Problem description — Would you write out the records below exactly as given?

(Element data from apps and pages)
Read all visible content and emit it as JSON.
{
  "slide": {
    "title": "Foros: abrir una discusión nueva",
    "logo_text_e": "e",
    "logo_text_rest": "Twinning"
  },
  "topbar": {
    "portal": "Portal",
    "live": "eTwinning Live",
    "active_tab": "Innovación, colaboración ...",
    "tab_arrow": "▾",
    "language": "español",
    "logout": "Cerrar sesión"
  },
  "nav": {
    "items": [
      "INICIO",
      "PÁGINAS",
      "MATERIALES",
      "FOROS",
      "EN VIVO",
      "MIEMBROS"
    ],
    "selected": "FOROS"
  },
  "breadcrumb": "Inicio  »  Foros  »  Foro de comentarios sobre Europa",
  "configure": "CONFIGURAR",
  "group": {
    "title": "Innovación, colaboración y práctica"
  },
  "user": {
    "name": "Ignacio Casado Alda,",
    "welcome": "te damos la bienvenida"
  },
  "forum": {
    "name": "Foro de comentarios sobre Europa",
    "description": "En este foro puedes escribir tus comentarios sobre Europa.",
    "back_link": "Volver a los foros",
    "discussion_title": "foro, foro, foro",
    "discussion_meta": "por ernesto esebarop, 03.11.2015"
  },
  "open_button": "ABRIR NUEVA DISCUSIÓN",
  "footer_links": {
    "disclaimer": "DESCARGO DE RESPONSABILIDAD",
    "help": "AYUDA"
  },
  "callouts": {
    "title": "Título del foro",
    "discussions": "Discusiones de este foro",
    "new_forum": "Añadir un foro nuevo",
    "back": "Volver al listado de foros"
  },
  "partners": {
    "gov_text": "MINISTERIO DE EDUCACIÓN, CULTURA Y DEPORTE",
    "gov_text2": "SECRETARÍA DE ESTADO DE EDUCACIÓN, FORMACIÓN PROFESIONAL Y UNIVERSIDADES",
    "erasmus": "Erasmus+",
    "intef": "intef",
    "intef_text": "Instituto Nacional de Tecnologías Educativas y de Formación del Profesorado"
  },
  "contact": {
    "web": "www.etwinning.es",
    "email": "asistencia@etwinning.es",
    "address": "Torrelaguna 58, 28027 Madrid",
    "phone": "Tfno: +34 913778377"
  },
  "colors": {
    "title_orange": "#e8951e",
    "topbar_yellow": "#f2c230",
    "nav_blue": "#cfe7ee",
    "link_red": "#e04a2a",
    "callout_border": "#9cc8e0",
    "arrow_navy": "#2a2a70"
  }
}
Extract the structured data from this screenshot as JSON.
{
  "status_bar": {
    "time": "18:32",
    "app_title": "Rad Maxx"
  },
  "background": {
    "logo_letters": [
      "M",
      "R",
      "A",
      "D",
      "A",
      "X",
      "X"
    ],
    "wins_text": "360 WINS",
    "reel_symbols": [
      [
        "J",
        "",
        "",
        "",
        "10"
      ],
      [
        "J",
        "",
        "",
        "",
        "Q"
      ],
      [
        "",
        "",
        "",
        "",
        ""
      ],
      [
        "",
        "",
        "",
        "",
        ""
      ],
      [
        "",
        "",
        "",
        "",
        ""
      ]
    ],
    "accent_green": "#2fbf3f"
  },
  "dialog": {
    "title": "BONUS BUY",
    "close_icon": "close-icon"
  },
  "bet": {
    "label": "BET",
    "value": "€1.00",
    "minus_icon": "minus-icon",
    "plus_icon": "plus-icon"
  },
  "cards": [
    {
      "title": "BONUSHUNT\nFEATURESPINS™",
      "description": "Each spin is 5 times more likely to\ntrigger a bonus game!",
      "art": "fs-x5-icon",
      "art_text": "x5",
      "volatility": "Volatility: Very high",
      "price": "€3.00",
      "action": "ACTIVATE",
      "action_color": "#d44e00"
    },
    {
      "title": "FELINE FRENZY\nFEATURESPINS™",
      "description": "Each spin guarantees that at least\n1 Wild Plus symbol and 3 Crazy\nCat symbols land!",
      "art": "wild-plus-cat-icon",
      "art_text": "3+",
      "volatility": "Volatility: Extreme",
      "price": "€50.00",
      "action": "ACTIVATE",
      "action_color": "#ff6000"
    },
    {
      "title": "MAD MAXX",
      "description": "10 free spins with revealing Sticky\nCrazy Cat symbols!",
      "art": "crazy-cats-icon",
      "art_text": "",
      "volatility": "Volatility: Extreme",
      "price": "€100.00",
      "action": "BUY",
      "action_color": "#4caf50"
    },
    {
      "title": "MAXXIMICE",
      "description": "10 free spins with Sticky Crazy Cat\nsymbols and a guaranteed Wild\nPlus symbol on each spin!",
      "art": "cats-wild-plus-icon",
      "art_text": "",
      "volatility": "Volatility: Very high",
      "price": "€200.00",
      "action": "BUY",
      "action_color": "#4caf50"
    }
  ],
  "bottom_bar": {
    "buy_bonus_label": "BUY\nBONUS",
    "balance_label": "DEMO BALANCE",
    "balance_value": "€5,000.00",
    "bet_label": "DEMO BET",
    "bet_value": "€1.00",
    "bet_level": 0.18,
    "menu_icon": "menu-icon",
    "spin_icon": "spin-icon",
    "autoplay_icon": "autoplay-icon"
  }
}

Task output —
Read all visible content and emit it as JSON.
{
  "slide": {
    "title": "Foros: abrir una discusión nueva",
    "logo_text_e": "e",
    "logo_text_rest": "Twinning"
  },
  "topbar": {
    "portal": "Portal",
    "live": "eTwinning Live",
    "active_tab": "Innovación, colaboración ...",
    "tab_arrow": "▾",
    "language": "español",
    "logout": "Cerrar sesión"
  },
  "nav": {
    "items": [
      "INICIO",
      "PÁGINAS",
      "MATERIALES",
      "FOROS",
      "EN VIVO",
      "MIEMBROS"
    ],
    "selected": "FOROS"
  },
  "breadcrumb": "Inicio  »  Foros  »  Foro de comentarios sobre Europa",
  "configure": "CONFIGURAR",
  "group": {
    "title": "Innovación, colaboración y práctica"
  },
  "user": {
    "name": "Ignacio Casado Alda,",
    "welcome": "te damos la bienvenida"
  },
  "forum": {
    "name": "Foro de comentarios sobre Europa",
    "description": "En este foro puedes escribir tus comentarios sobre Europa.",
    "back_link": "Volver a los foros",
    "discussion_title": "foro, foro, foro",
    "discussion_meta": "por ernesto esebarop, 03.11.2015"
  },
  "open_button": "ABRIR NUEVA DISCUSIÓN",
  "footer_links": {
    "disclaimer": "DESCARGO DE RESPONSABILIDAD",
    "help": "AYUDA"
  },
  "callouts": {
    "title": "Título del foro",
    "discussions": "Discusiones de este foro",
    "new_forum": "Añadir un foro nuevo",
    "back": "Volver al listado de foros"
  },
  "partners": {
    "gov_text": "MINISTERIO DE EDUCACIÓN, CULTURA Y DEPORTE",
    "gov_text2": "SECRETARÍA DE ESTADO DE EDUCACIÓN, FORMACIÓN PROFESIONAL Y UNIVERSIDADES",
    "erasmus": "Erasmus+",
    "intef": "intef",
    "intef_text": "Instituto Nacional de Tecnologías Educativas y de Formación del Profesorado"
  },
  "contact": {
    "web": "www.etwinning.es",
    "email": "asistencia@etwinning.es",
    "address": "Torrelaguna 58, 28027 Madrid",
    "phone": "Tfno: +34 913778377"
  },
  "colors": {
    "title_orange": "#e8951e",
    "topbar_yellow": "#f2c230",
    "nav_blue": "#cfe7ee",
    "link_red": "#e04a2a",
    "callout_border": "#9cc8e0",
    "arrow_navy": "#2a2a70"
  }
}
Extract the structured data from this screenshot as JSON.
{
  "status_bar": {
    "time": "18:32",
    "app_title": "Rad Maxx"
  },
  "background": {
    "logo_letters": [
      "M",
      "R",
      "A",
      "D",
      "A",
      "X",
      "X"
    ],
    "wins_text": "360 WINS",
    "reel_symbols": [
      [
        "J",
        "",
        "",
        "",
        "10"
      ],
      [
        "J",
        "",
        "",
        "",
        "Q"
      ],
      [
        "",
        "",
        "",
        "",
        ""
      ],
      [
        "",
        "",
        "",
        "",
        ""
      ],
      [
        "",
        "",
        "",
        "",
        ""
      ]
    ],
    "accent_green": "#2fbf3f"
  },
  "dialog": {
    "title": "BONUS BUY",
    "close_icon": "close-icon"
  },
  "bet": {
    "label": "BET",
    "value": "€1.00",
    "minus_icon": "minus-icon",
    "plus_icon": "plus-icon"
  },
  "cards": [
    {
      "title": "BONUSHUNT\nFEATURESPINS™",
      "description": "Each spin is 5 times more likely to\ntrigger a bonus game!",
      "art": "fs-x5-icon",
      "art_text": "x5",
      "volatility": "Volatility: Very high",
      "price": "€3.00",
      "action": "ACTIVATE",
      "action_color": "#d44e00"
    },
    {
      "title": "FELINE FRENZY\nFEATURESPINS™",
      "description": "Each spin guarantees that at least\n1 Wild Plus symbol and 3 Crazy\nCat symbols land!",
      "art": "wild-plus-cat-icon",
      "art_text": "3+",
      "volatility": "Volatility: Extreme",
      "price": "€50.00",
      "action": "ACTIVATE",
      "action_color": "#ff6000"
    },
    {
      "title": "MAD MAXX",
      "description": "10 free spins with revealing Sticky\nCrazy Cat symbols!",
      "art": "crazy-cats-icon",
      "art_text": "",
      "volatility": "Volatility: Extreme",
      "price": "€100.00",
      "action": "BUY",
      "action_color": "#4caf50"
    },
    {
      "title": "MAXXIMICE",
      "description": "10 free spins with Sticky Crazy Cat\nsymbols and a guaranteed Wild\nPlus symbol on each spin!",
      "art": "cats-wild-plus-icon",
      "art_text": "",
      "volatility": "Volatility: Very high",
      "price": "€200.00",
      "action": "BUY",
      "action_color": "#4caf50"
    }
  ],
  "bottom_bar": {
    "buy_bonus_label": "BUY\nBONUS",
    "balance_label": "DEMO BALANCE",
    "balance_value": "€5,000.00",
    "bet_label": "DEMO BET",
    "bet_value": "€1.00",
    "bet_level": 0.18,
    "menu_icon": "menu-icon",
    "spin_icon": "spin-icon",
    "autoplay_icon": "autoplay-icon"
  }
}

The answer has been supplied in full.